We provide a conceptual analysis of several kinds of deadlines, represented in Temporal Modal Defeasible Logic. The paper presents a typology of deadlines, based on the following parameters: deontic operator, maintenance or achievement, presence or absence of sanctions, and persistence after the deadline. The deadline types are illustrated by a set of(More)
This paper proposes some variants of Temporal Defeasible Logic (TDL) to reason about normative modifications. These variants make it possible to differentiate cases in which, for example, modifications at some time change legal rules but their conclusions persist afterwards from cases where also their conclusions are blocked.
Argumentation is modelled as a game where the payoffs are measured in terms of the probability that the claimed conclusion is, or is not, defeasibly provable, given a history of arguments that have actually been exchanged, and given the probability of the factual premises. The probability of a conclusion is calculated using a standard variant of Defeasible(More)
This paper provides a game-theoretical investigation on how to determine optimal strategies in dialogue games for argumentation. To make our ideas as widely applicable as possible, we adopt an abstract dialectical setting and model dialogues as extensive games with perfect information where optimal strategies are determined by preferences over outcomes of(More)
Temporal Defeasible Logic extends Defeasible Logic (DL) [1] to deal with temporal aspects. This extension proved useful in modelling temporalised normative positions [3] and retroactive rules, which permit to obtain conclusions holding at a time instant that precedes the time of application of the same rules [4]. Time is added in two ways. First, a(More)

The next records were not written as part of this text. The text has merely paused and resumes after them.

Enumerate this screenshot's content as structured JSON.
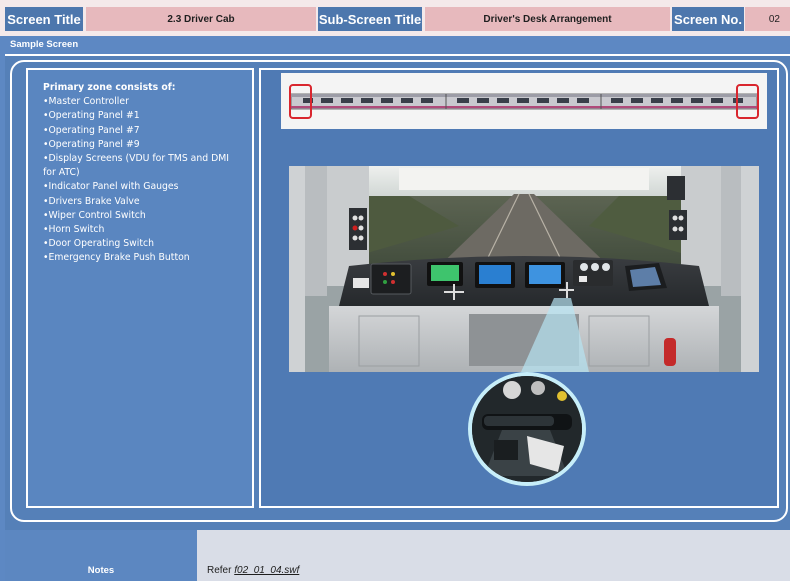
{
  "header": {
    "screen_title_label": "Screen Title",
    "screen_title_value": "2.3 Driver Cab",
    "sub_screen_title_label": "Sub-Screen Title",
    "sub_screen_title_value": "Driver's Desk Arrangement",
    "screen_no_label": "Screen No.",
    "screen_no_value": "02"
  },
  "section_label": "Sample Screen",
  "primary_zone": {
    "heading": "Primary zone consists of:",
    "items": [
      "•Master Controller",
      "•Operating Panel #1",
      "•Operating Panel #7",
      "•Operating Panel #9",
      "•Display Screens (VDU for TMS and DMI for ATC)",
      "•Indicator Panel with Gauges",
      "•Drivers Brake Valve",
      "•Wiper Control Switch",
      "•Horn Switch",
      "•Door Operating Switch",
      "•Emergency Brake Push Button"
    ]
  },
  "notes": {
    "label": "Notes",
    "prefix": "Refer ",
    "file": "f02_01_04.swf"
  },
  "colors": {
    "header_blue": "#4d77ad",
    "header_pink": "#e7b9bd",
    "panel_blue": "#5580b8",
    "highlight_red": "#d9262e"
  }
}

In agent communication languages, the inferences that can be made on the basis of a communicative action are inherently conditional, and non-monotonic. For example , a proposal only leads to a commitment, on the condition that it is accepted. And in a persuasion dialogue, assertions may later be retracted. In this paper we therefore present a defeasible(More)